An RGS sixth former urges us all to pick up our pens in lockdown: 'Everyone has a story worth telling,' says GRACE STROER-JARVIS, who describes how she took on the challenge of writing her first novel in 30 days

EVERY year on October 31, 550,000 authors stay up until midnight. But why? Is it because they’re raiding their children’s Halloween candy haul? (maybe).

It’s because the first day of November marks the beginning of an international writing competition called National Novel Writing Month, or more simply NaNoWriMo. The challenge is simple, write 50,000 new words in the month of November.

NaNoWriMo is a charity based in the USA which raises money every year in order to provide writing assistance to schools and individuals for free. Or, in their words, ‘to help people find their voices and build new worlds on and off the page’.

The competition started in 1999 with 21 participants and has grown into a very broad internet community of writers from everywhere from Argentina to Vietnam.

There are a few rules, most of them are pretty self-explanatory like ‘don’t plagiarise’ but the most challenging is to finish the 50,000 words.

50,000 words in 30 days averages out to a daily word count of 1,677 words. This sounds like a small total but in actuality can take about two to three hours every day on top of your daily workload (in my case a seven-hour school day and about an hour of homework at home).

So, why do people do NaNoWriMo? The real question is why do we do anything extracurricular if we know it will cut into our oh-so important rest and relaxation time?

For creatives the answer is easy.

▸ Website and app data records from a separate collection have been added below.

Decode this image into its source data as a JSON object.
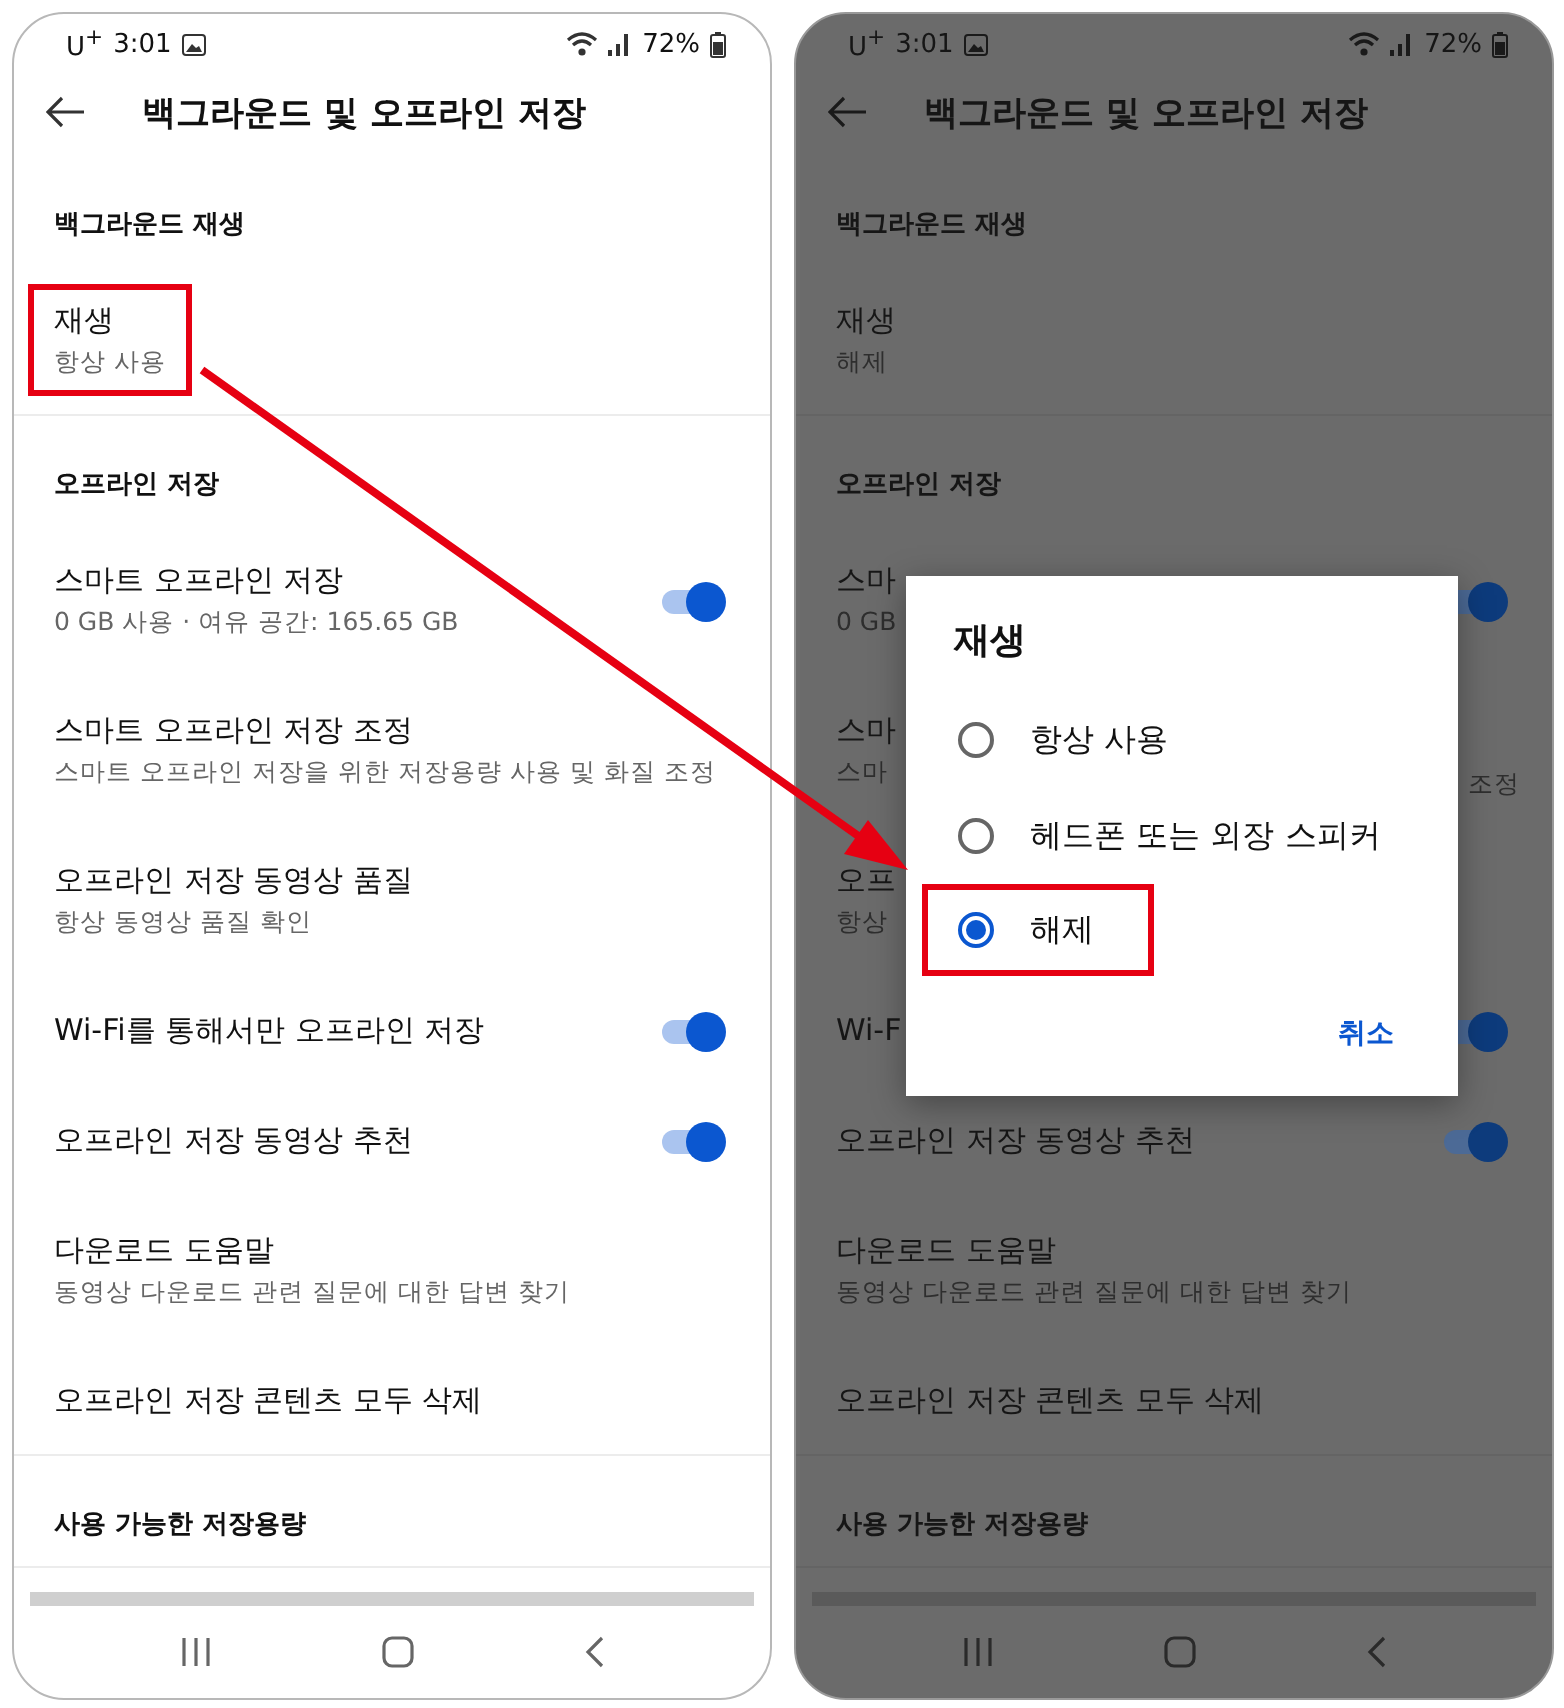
{
  "phones": [
    {
      "dimmed": false,
      "status": {
        "carrier": "U$^{+}$",
        "time": "3:01",
        "battery": "72%"
      },
      "title": "백그라운드 및 오프라인 저장",
      "sections": [
        {
          "header": "백그라운드 재생",
          "items": [
            {
              "title": "재생",
              "subtitle": "항상 사용",
              "highlighted": true
            }
          ]
        },
        {
          "header": "오프라인 저장",
          "items": [
            {
              "title": "스마트 오프라인 저장",
              "subtitle": "0 GB 사용 · 여유 공간: 165.65 GB",
              "on": true
            },
            {
              "title": "스마트 오프라인 저장 조정",
              "subtitle": "스마트 오프라인 저장을 위한 저장용량 사용 및 화질 조정"
            },
            {
              "title": "오프라인 저장 동영상 품질",
              "subtitle": "항상 동영상 품질 확인"
            },
            {
              "title": "Wi-Fi를 통해서만 오프라인 저장",
              "on": true
            },
            {
              "title": "오프라인 저장 동영상 추천",
              "on": true
            },
            {
              "title": "다운로드 도움말",
              "subtitle": "동영상 다운로드 관련 질문에 대한 답변 찾기"
            },
            {
              "title": "오프라인 저장 콘텐츠 모두 삭제"
            }
          ]
        },
        {
          "header": "사용 가능한 저장용량"
        }
      ]
    },
    {
      "dimmed": true,
      "status": {
        "carrier": "U$^{+}$",
        "time": "3:01",
        "battery": "72%"
      },
      "title": "백그라운드 및 오프라인 저장",
      "sections": [
        {
          "header": "백그라운드 재생",
          "items": [
            {
              "title": "재생",
              "subtitle": "해제",
              "highlighted": false
            }
          ]
        },
        {
          "header": "오프라인 저장",
          "items": [
            {
              "title": "스마",
              "subtitle": "0 GB",
              "on": true
            },
            {
              "title": "스마",
              "subtitle": "스마",
              "subtitle_tail": "조정"
            },
            {
              "title": "오프",
              "subtitle": "항상"
            },
            {
              "title": "Wi-F",
              "on": true
            },
            {
              "title": "오프라인 저장 동영상 추천",
              "on": true
            },
            {
              "title": "다운로드 도움말",
              "subtitle": "동영상 다운로드 관련 질문에 대한 답변 찾기"
            },
            {
              "title": "오프라인 저장 콘텐츠 모두 삭제"
            }
          ]
        },
        {
          "header": "사용 가능한 저장용량"
        }
      ],
      "dialog": {
        "title": "재생",
        "options": [
          {
            "label": "항상 사용",
            "selected": false,
            "highlighted": false
          },
          {
            "label": "헤드폰 또는 외장 스피커",
            "selected": false,
            "highlighted": false
          },
          {
            "label": "해제",
            "selected": true,
            "highlighted": true
          }
        ],
        "cancel": "취소"
      }
    }
  ]
}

Undertaking NaNoWriMo forces you to sit down and write every day, to lock away your inner critic and create something new, regardless of how bad you think it is during your first draft.

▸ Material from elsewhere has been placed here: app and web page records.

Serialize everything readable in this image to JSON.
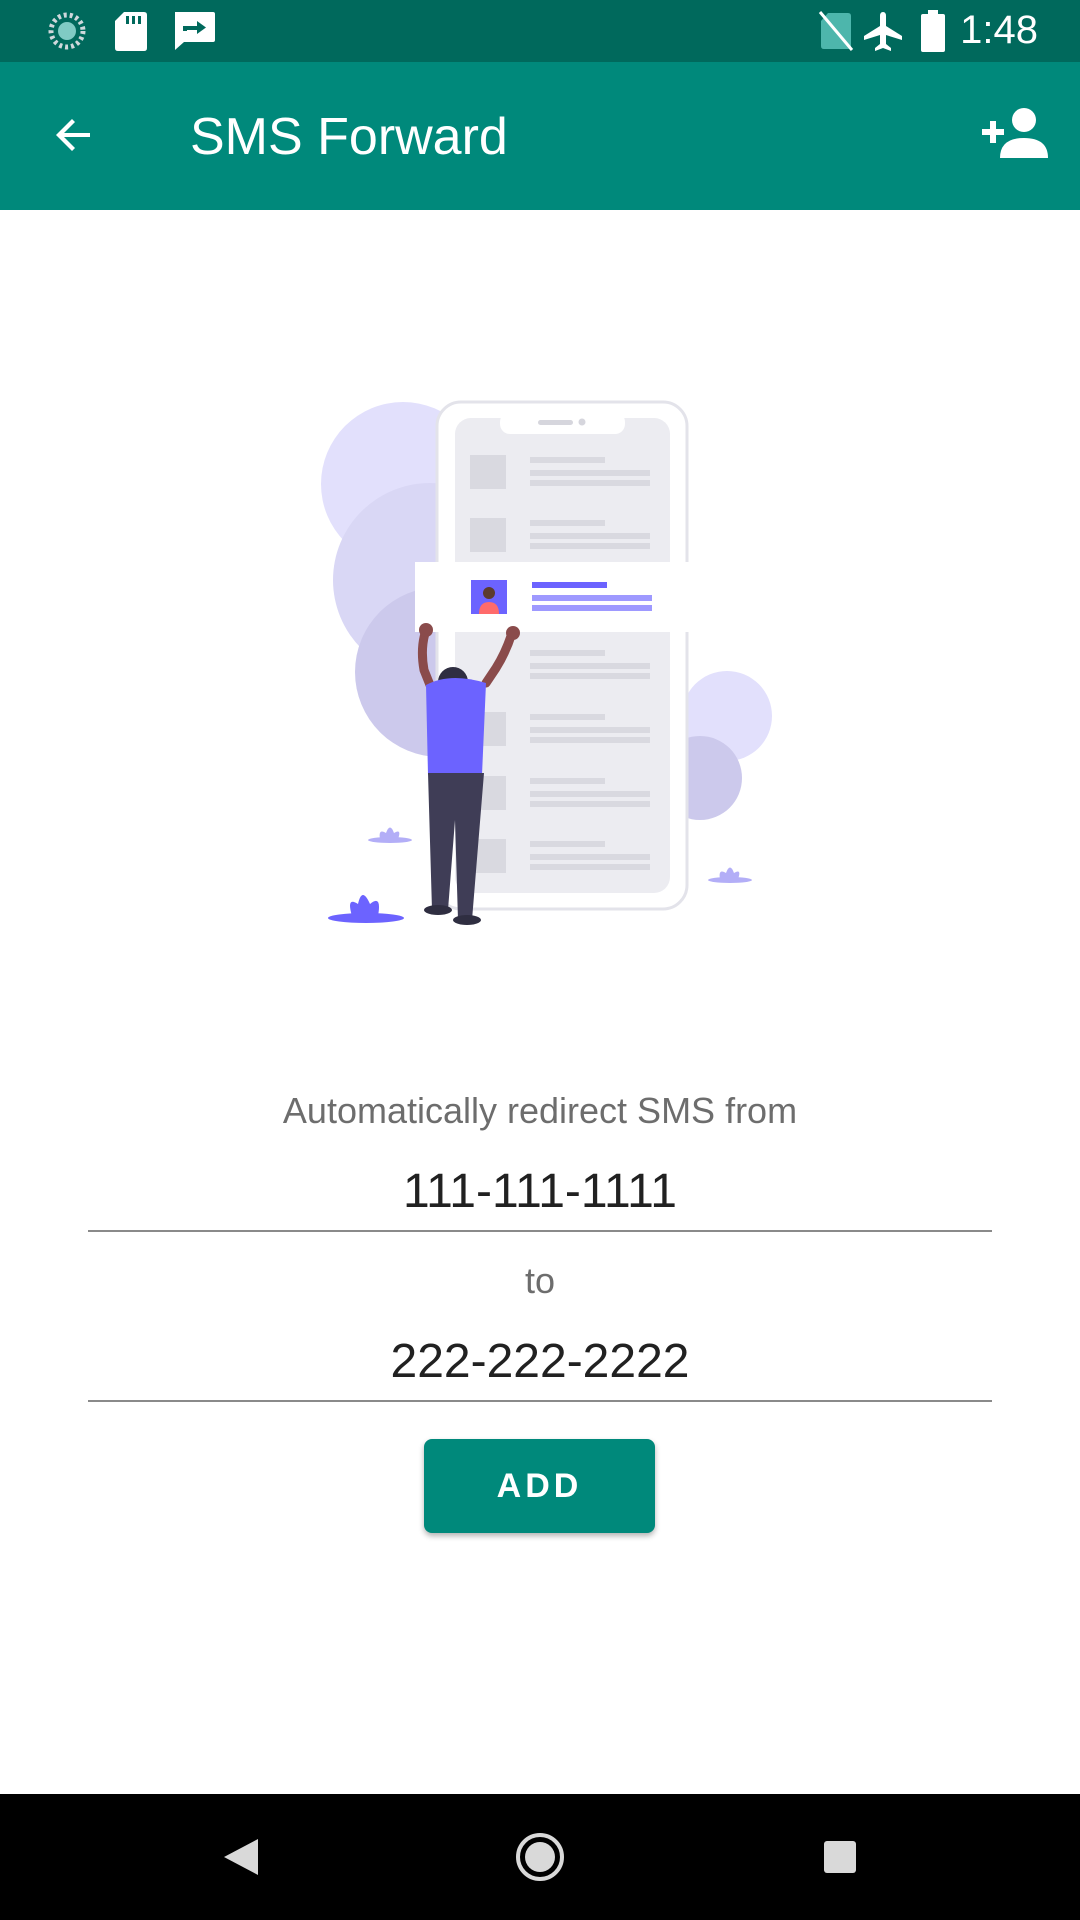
{
  "status_bar": {
    "time": "1:48",
    "icons": [
      "sync-icon",
      "sd-card-icon",
      "forward-message-icon",
      "no-sim-icon",
      "airplane-mode-icon",
      "battery-icon"
    ]
  },
  "app_bar": {
    "title": "SMS Forward",
    "back_icon": "arrow-back-icon",
    "action_icon": "add-person-icon"
  },
  "form": {
    "prompt": "Automatically redirect SMS from",
    "from_number": "111-111-1111",
    "connector": "to",
    "to_number": "222-222-2222",
    "add_button_label": "ADD"
  },
  "nav_bar": {
    "buttons": [
      "back-triangle-icon",
      "home-circle-icon",
      "recents-square-icon"
    ]
  },
  "colors": {
    "status_bar": "#00695c",
    "app_bar": "#00897b",
    "accent": "#00897b",
    "illustration_purple": "#6c63ff"
  }
}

Personally, I completed my 50,000 words, with no small effort. The first 15 days were easy, I had solid plot ideas and I had planned in late October. But around the middle mark the pace started slowing and being creative got harder, I started missing out days and the word count I needed to make up the difference got up to about 10,000.

It wasn’t until around the final week-and-a-half where I realised that I actually enjoyed writing that I was willing to sacrifice more of my time than I had initially expected to reach my goal.

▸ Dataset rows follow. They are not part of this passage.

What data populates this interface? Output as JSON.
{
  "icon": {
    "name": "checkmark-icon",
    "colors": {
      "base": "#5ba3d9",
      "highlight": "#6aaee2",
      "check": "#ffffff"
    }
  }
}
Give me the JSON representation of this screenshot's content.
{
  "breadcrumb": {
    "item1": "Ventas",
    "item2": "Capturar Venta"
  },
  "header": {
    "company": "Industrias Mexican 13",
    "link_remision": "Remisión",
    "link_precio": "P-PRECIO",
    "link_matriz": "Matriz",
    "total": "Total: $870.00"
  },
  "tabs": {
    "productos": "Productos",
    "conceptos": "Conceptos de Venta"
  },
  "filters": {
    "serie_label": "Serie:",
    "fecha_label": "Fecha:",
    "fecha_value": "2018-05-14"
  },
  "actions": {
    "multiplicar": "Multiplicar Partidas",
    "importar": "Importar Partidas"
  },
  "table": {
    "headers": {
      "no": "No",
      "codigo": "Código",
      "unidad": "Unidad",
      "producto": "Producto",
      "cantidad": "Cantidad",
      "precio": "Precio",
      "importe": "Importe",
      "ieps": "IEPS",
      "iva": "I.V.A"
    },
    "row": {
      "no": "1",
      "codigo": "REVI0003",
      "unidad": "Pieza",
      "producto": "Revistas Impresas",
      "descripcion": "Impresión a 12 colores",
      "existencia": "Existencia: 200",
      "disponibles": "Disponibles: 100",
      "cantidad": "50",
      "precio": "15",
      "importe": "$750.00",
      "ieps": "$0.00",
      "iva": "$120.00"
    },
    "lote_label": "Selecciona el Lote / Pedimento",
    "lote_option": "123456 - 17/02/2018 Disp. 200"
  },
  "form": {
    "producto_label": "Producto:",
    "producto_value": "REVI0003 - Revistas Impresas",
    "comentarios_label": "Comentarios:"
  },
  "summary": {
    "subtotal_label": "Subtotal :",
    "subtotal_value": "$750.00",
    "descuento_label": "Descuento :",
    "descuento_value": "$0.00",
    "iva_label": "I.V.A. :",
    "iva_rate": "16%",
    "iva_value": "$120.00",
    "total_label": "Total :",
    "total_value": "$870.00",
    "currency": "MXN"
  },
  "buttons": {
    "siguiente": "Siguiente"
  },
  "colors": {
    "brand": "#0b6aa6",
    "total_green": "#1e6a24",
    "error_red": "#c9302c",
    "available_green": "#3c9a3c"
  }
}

In retrospect I am glad I did. I wrote about 7,000 words on the November 30, which was a school day, and the feeling of finally entering my finished word count (50,012) was definitely worth what I did to reach it.

I’ve been asked whether I’d considering publishing, and I won’t lie, it’s a first draft and it is truly terrible. It’s written in at least three different tenses, every character has a filler name, and I’m not entirely sure what its actually about anymore. But hey, Rome wasn’t built in a day.

After a lot of editing and some more ambitious goals, maybe. It’s one thing to create something for yourself and another thing entirely to offer it up for everyone to read and personally, I do not think I’m a good enough writer…


My Project started as an idea of exploring how science and religion have both impacted the world through fiction and ended as a story of a grim reaper like character, Lilium (whose name comes from the Latin for lily, a flower typically used to symbolise peaceful death), who struggles to take responsibility for how their neglect has also contributed to the destruction of the world.

I have a lot of books on writing to read before I even want to touch the beast that is my NaNoWriMo novel again. But I am still glad I did it. My very rudimentary ‘novel’ brings me more joy and confidence than if I had never had the bravery to write it at all.

The whole point of NaNoWriMo is not for already established writers to smash out 50,000 words with their tried-and-true methods, although they do participate. (Water for Elephants by Sara Gruen and The Night Circus by Erin Morgenstern were once NaNoWriMo projects and are now very good reads.)

NaNoWriMo is for the ordinary people of this world, the teachers, the plumbers, and the shopkeepers, (and you!), to leave at the end of November with a rudimentary first draft of their own novel and the notion that writing is not for the elite few on New York Times Best Seller lists, and that everyone with the bravery to put pen to paper is an author. Or fingers on a keyboard, in my case. I find my brain moves much faster than I can write with a pen.

So, while you sit bored out of your mind in the endless confusing stretch that is lockdown, I urge you to be creative in your free time instead of mindlessly scrolling through your Instagram explore feed. And instead to believe in the transformative power of writing, or drawing, or singing.

I challenge you to pick up your pen this lockdown. Everyone has a story worth telling, I hope you find the courage to share yours.